I was pressed to stick to facts, history, reason, and the profession of my own tradition. The larger message of Unitarianism is that each person should think and act according to individual convictions. I have separated from the present iteration of this idea because it is dominated by therapeutic goals, political solidarity, and commodification responding to the need to maintain the “brand.” So I am cloistered apart from the tradition, which is sometimes highly cerebral and other times ecstatic. It is, after all, just an institutional framework for people who share affinities. It is NOT a real thing but a construct.

Let me make a little typology here, liminal dyads. First of all, those considered subjectively “good” (bliss) vs. those considered bad (trauma). The experiences created by drugs, esp. LSD vs. the experiences created by natural circumstances, like combat in Vietnam. Liminality seen from outside like an anthropologist observing a ceremony vs. the same ceremony from the point of view of a believing participant. Liminality forced onto someone (Patty Hearst) vs. liminality sought and paid for (a host of New Age clients). Liminality caused by actual brain change (perhaps damage or electromagnetic waves to the temporal lobes) vs. liminality induced by a practice (drumming, spinning, meditation).

Complex as this may be, it is matched by the complexity that research is producing in terms of how brains actually work. What looks like a blob of creased gray jello is actually a constantly changing process, growing here and withering there, sorting, suppressing, interpreting, moving content from the unconscious (which turns out to be a number of interacting unconsciousnesses) to the conscious mind which is hardly the rational and realistic logic machine that Freud imagined his was. He was right to believe that even infants are sexual, but after that the taboos on the whole aspect of humanness that came out of his Viennese context cut off a huge area of liminality rooted in bodies. And he could NOT give up the idea of being the outside observer who knew better. Yet he only knew one cultural context and so never challenged it. At least officially.

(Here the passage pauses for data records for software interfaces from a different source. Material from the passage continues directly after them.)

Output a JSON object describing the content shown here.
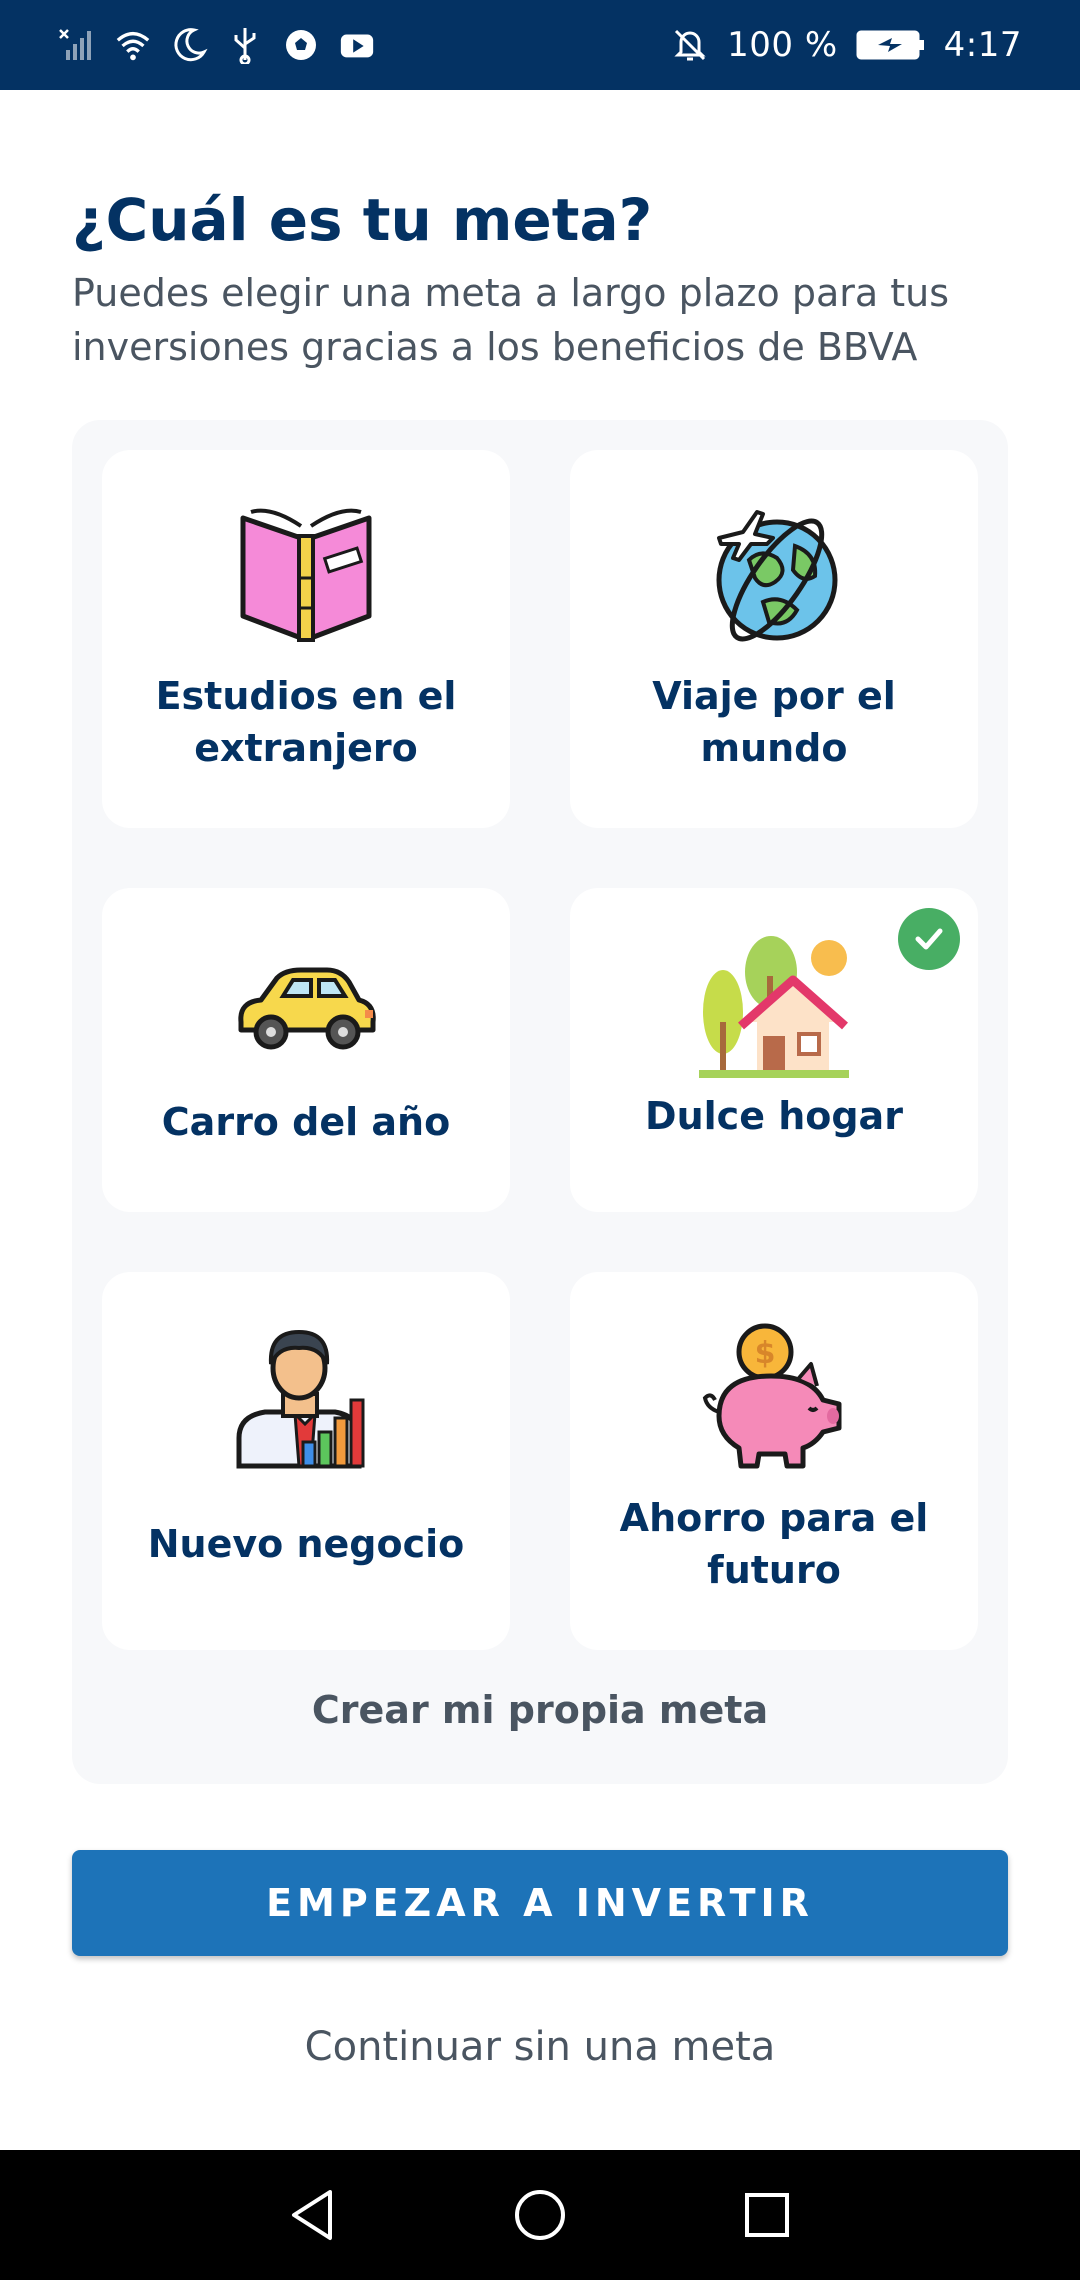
{
  "status_bar": {
    "battery_text": "100 %",
    "time": "4:17",
    "left_icons": [
      "no-signal-icon",
      "wifi-icon",
      "do-not-disturb-moon-icon",
      "usb-icon",
      "soccer-app-icon",
      "youtube-icon"
    ],
    "right_icons": [
      "notifications-off-icon",
      "battery-charging-icon"
    ]
  },
  "header": {
    "title": "¿Cuál es tu meta?",
    "subtitle": "Puedes elegir una meta a largo plazo para tus inversiones gracias a los beneficios de BBVA"
  },
  "goals": [
    {
      "label": "Estudios en el extranjero",
      "icon": "book-icon",
      "selected": false
    },
    {
      "label": "Viaje por el mundo",
      "icon": "globe-plane-icon",
      "selected": false
    },
    {
      "label": "Carro del año",
      "icon": "car-icon",
      "selected": false
    },
    {
      "label": "Dulce hogar",
      "icon": "house-icon",
      "selected": true
    },
    {
      "label": "Nuevo negocio",
      "icon": "businessman-chart-icon",
      "selected": false
    },
    {
      "label": "Ahorro para el futuro",
      "icon": "piggy-bank-icon",
      "selected": false
    }
  ],
  "create_goal_label": "Crear mi propia meta",
  "cta_label": "EMPEZAR A INVERTIR",
  "skip_label": "Continuar sin una meta",
  "colors": {
    "brand_navy": "#043263",
    "primary_button": "#1d73b8",
    "check_green": "#48ae64",
    "panel_bg": "#f7f8fa",
    "muted_text": "#4a5561"
  },
  "nav_bar": [
    "back-icon",
    "home-icon",
    "recents-icon"
  ]
}
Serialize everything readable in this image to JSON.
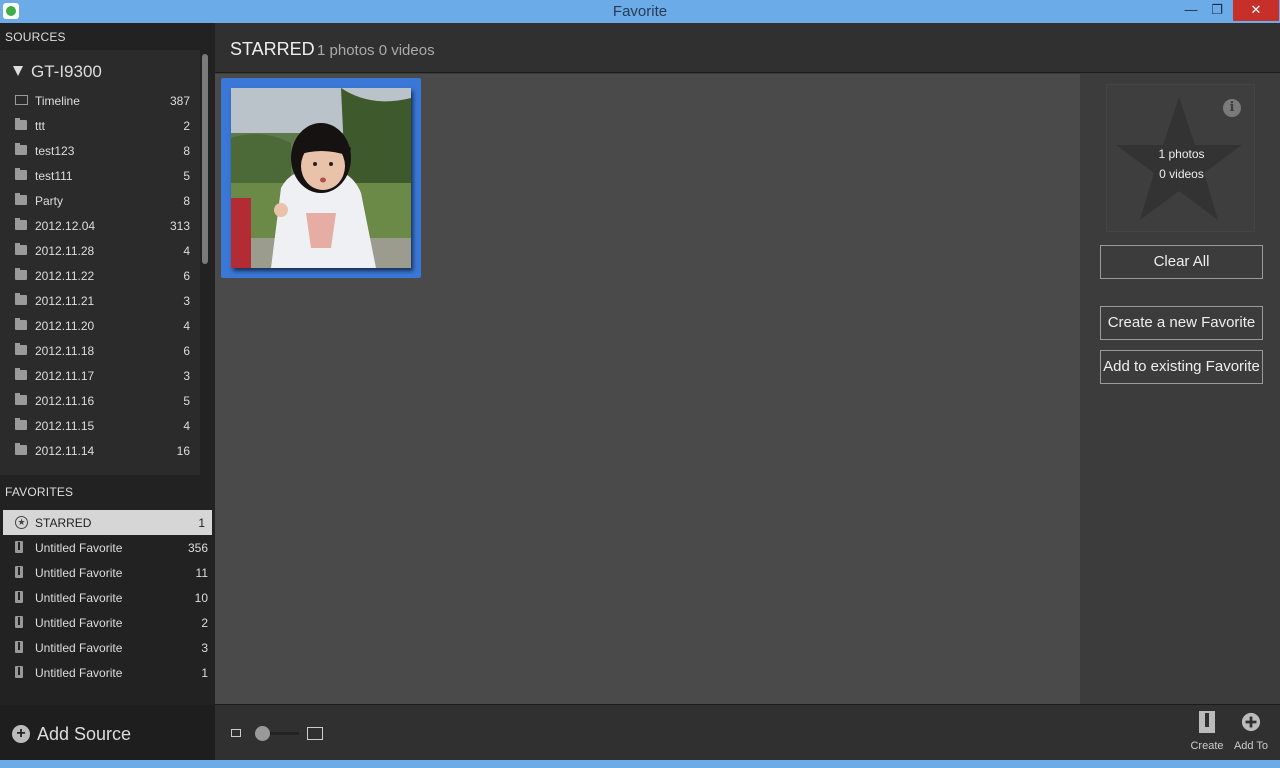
{
  "window": {
    "title": "Favorite",
    "minimize_icon": "minimize-icon",
    "maximize_icon": "restore-icon",
    "close_label": "✕",
    "minimize_label": "—",
    "restore_label": "❐"
  },
  "sidebar": {
    "sources_header": "SOURCES",
    "device": "GT-I9300",
    "sources": [
      {
        "label": "Timeline",
        "count": "387",
        "icon": "timeline-icon"
      },
      {
        "label": "ttt",
        "count": "2",
        "icon": "folder-icon"
      },
      {
        "label": "test123",
        "count": "8",
        "icon": "folder-icon"
      },
      {
        "label": "test111",
        "count": "5",
        "icon": "folder-icon"
      },
      {
        "label": "Party",
        "count": "8",
        "icon": "folder-icon"
      },
      {
        "label": "2012.12.04",
        "count": "313",
        "icon": "folder-icon"
      },
      {
        "label": "2012.11.28",
        "count": "4",
        "icon": "folder-icon"
      },
      {
        "label": "2012.11.22",
        "count": "6",
        "icon": "folder-icon"
      },
      {
        "label": "2012.11.21",
        "count": "3",
        "icon": "folder-icon"
      },
      {
        "label": "2012.11.20",
        "count": "4",
        "icon": "folder-icon"
      },
      {
        "label": "2012.11.18",
        "count": "6",
        "icon": "folder-icon"
      },
      {
        "label": "2012.11.17",
        "count": "3",
        "icon": "folder-icon"
      },
      {
        "label": "2012.11.16",
        "count": "5",
        "icon": "folder-icon"
      },
      {
        "label": "2012.11.15",
        "count": "4",
        "icon": "folder-icon"
      },
      {
        "label": "2012.11.14",
        "count": "16",
        "icon": "folder-icon"
      }
    ],
    "favorites_header": "FAVORITES",
    "favorites": [
      {
        "label": "STARRED",
        "count": "1",
        "icon": "star-icon",
        "selected": true
      },
      {
        "label": "Untitled Favorite",
        "count": "356",
        "icon": "book-icon"
      },
      {
        "label": "Untitled Favorite",
        "count": "11",
        "icon": "book-icon"
      },
      {
        "label": "Untitled Favorite",
        "count": "10",
        "icon": "book-icon"
      },
      {
        "label": "Untitled Favorite",
        "count": "2",
        "icon": "book-icon"
      },
      {
        "label": "Untitled Favorite",
        "count": "3",
        "icon": "book-icon"
      },
      {
        "label": "Untitled Favorite",
        "count": "1",
        "icon": "book-icon"
      }
    ],
    "add_source_label": "Add Source"
  },
  "main": {
    "title": "STARRED",
    "subtitle": "1 photos 0 videos"
  },
  "panel": {
    "photos": "1 photos",
    "videos": "0 videos",
    "info_label": "i",
    "clear_all": "Clear All",
    "create_new": "Create a new Favorite",
    "add_existing": "Add to existing Favorite"
  },
  "bottom": {
    "create_label": "Create",
    "add_to_label": "Add To"
  },
  "colors": {
    "accent": "#3a77d6",
    "titlebar": "#6aabe8",
    "close": "#c7302a"
  }
}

We are in a time when we are pressed hard to reconceptualize our vision of the world and human beings at a far more primal level than any one culture. We are too mixed to insist that there is one way to believe. We must invent an “ur-culture” and since reasoning, science, traditional institutional religions, and a host of other assumptions are involved, perhaps ceremonies of liminality can help. One of the characteristics of liminal space (play, art, worship, sex) seems to be that it allows us to open to new ideas and sharing with other people as equals. (I am not advocating orgies as a pathway to peace in the world -- we already tried that. It’s way too confusing.) I wonder whether liminality can be achieved on the Internet? I do agree with Professor Browning that we cannot stay in there, that vulnerable place, but must come back to THIS world whereever and whenever our bodies are. Enough with the horror movies already. It’s cheap liminality. Not unlike cheap grace.

1 comment:

Art Durkee said...

John Lilly's work has a lot to say to this topic, too, certainly on the experiential level.

As someone who's had liminal, and numinous, experiences my whole life, who in fact still has them all the time, I find the academic/scholarly research useful for framing, but not for defining it. The anecdotal nature of such experiences makes them hard to "scientize." As it were. As a result, it can be difficult to get people to change paradigms or their ideas about the nature of reality.

What Lilly got into is that reality is far more illusory and malleable then we generally believe it to be. Speaking as a mystic, I agree.